CHANGPENG ZHAO: Yeah. So my understanding is I think both Binance US and Binance.com are talking with all regulators pretty much at the same time. So I'm sure they're dialogues that's happening. I don't know the specific details of those dialogues. At the same time, I believe classifying all of crypto as security is probably a bit simplistic. There are many different types of cryptocurrencies.

Some of them do look-- are closer to currencies. Some of them are closer to as other asset types. I would clearly point to many different tokens that are clearly not securities. So I think that's a more simplistic view. It's very similar to the early days of internet. People ask, is internet a radio, a magazine, or something else? But internet has internet magazines, internet radio, and many other things. So I think we can't look at this technology as one asset class.

JENNIFER SCHONBERGER: Crypto seems to be mounting a little bit of a comeback today, but again, largely remaining under pressure. How much of this crypto winter is going to persist based on the Federal Reserve's action? So long as the Fed is raising rates, does crypto remain under pressure? Or is this more of a byproduct of the Bitcoin halving cycle, which can take some years to play out?
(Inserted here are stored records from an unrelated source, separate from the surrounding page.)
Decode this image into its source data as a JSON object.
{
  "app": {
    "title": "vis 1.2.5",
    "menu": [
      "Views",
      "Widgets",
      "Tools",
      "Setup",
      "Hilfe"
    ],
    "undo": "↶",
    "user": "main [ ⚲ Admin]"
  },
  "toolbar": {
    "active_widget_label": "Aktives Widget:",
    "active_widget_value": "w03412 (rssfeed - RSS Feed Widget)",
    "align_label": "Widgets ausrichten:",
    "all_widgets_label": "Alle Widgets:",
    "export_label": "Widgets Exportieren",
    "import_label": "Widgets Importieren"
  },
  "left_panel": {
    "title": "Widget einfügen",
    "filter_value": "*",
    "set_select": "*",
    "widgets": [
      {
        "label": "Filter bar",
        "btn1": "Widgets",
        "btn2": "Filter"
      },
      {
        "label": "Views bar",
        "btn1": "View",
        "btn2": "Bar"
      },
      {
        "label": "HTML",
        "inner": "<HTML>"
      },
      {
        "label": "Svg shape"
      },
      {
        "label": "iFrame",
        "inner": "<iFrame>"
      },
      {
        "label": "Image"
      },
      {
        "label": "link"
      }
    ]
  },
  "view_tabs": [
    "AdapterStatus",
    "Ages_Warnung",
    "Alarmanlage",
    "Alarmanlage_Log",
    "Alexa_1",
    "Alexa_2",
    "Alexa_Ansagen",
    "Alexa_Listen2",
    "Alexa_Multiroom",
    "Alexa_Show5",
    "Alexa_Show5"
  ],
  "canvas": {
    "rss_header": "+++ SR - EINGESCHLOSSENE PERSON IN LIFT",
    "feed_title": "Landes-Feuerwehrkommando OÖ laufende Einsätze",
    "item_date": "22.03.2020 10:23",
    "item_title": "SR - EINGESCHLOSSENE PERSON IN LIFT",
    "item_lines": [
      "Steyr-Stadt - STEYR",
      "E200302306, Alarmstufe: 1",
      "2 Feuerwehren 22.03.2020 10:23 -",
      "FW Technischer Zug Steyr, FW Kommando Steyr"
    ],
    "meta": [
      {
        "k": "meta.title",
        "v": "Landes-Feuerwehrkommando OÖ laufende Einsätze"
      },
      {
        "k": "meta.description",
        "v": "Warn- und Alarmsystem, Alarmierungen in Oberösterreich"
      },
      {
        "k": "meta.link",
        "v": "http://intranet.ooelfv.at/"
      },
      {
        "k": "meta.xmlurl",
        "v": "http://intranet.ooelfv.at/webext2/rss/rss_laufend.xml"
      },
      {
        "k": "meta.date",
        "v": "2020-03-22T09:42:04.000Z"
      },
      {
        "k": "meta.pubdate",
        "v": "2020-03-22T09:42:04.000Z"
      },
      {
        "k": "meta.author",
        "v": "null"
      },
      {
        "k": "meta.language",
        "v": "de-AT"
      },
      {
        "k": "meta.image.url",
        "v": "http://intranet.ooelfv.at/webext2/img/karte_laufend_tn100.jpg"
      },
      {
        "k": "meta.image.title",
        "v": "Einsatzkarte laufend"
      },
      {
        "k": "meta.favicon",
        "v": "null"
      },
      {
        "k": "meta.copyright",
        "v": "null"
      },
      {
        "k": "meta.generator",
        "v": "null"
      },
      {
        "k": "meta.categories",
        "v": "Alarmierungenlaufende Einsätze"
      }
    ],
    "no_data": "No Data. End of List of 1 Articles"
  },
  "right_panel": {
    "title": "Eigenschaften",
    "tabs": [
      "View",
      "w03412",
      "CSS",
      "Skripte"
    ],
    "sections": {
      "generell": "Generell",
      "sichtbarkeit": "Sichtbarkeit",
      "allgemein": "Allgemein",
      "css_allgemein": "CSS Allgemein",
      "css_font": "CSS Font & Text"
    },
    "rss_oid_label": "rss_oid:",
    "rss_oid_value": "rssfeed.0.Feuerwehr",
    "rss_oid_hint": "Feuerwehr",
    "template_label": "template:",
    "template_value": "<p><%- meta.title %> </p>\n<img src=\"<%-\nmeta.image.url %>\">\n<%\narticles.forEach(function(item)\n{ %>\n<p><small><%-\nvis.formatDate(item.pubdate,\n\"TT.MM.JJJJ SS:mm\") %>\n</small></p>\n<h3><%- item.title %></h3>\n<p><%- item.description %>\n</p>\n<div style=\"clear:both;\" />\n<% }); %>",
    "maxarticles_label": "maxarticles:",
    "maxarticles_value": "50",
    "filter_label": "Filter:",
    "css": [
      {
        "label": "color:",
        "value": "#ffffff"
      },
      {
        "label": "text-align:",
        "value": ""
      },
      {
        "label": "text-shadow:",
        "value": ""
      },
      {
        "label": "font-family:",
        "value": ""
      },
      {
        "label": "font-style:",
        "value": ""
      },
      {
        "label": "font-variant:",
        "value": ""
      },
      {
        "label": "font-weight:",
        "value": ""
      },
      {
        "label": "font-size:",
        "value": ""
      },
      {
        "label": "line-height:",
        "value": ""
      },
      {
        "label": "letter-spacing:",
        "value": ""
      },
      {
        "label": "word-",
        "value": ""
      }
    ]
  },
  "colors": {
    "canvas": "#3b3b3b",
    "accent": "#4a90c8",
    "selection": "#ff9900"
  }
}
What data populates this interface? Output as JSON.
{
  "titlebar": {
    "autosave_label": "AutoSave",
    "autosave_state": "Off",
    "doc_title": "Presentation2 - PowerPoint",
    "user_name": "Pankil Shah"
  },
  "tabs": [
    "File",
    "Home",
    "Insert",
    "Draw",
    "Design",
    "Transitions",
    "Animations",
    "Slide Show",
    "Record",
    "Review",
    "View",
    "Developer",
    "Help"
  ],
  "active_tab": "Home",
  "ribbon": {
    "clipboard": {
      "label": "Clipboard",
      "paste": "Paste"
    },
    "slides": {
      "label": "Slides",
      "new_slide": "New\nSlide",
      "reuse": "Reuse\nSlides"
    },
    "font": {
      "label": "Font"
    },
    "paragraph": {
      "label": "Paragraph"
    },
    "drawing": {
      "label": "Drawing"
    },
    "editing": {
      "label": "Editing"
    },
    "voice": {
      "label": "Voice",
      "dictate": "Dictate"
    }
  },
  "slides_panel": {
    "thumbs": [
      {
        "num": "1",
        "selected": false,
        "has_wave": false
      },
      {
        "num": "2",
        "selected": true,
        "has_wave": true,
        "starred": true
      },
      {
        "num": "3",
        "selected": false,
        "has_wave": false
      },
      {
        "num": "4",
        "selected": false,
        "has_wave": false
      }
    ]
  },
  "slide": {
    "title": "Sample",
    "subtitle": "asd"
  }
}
CHANGPENG ZHAO: So to be honest, it's very hard to tell. Well, there's a few different logics here. One is when there's high interest rate, people should want to hoard cash or deposit back into banks. But the bank interest rate is nothing comparable to crypto right now with staking, yield generating products. And even like DeFi. DeFi give you very good returns, much higher than the banks. And the money doesn't leave the DeFi protocol.

So the other aspect is crypto is still very much correlated with the stock market, which is actually counterintuitive. But I guess, today, most of the crypto traders are also stock traders. So when the stock market tanked and they want to hoard cash and then actually crypto market goes with it. In theory, that should be inversely correlated. But we have not seen that quite just yet. I think it would take a couple of years to see that. So there's a few different aspects at play.

It's very hard to predict in one shot. Like what other Fed policy is going to affect crypto? And also, yeah, crypto is much more international. The user base for that is much more diverse. We see like other continents, like Africa, Latin America, they use it mainly for commerce, for payments, where they're not using that as an investment asset.

JENNIFER SCHONBERGER: Unfortunately, we are out of time today. We do want to point viewers to our website finance.yahoo.com to read your comments in that op ed. And also, some news coming out I know from Binance on a new law enforcement training program. Unfortunately, we didn't have time to get to that today. But there's more on our website on that. And CZ, we want to thank you so much for your insight. And we hope to have you back again soon.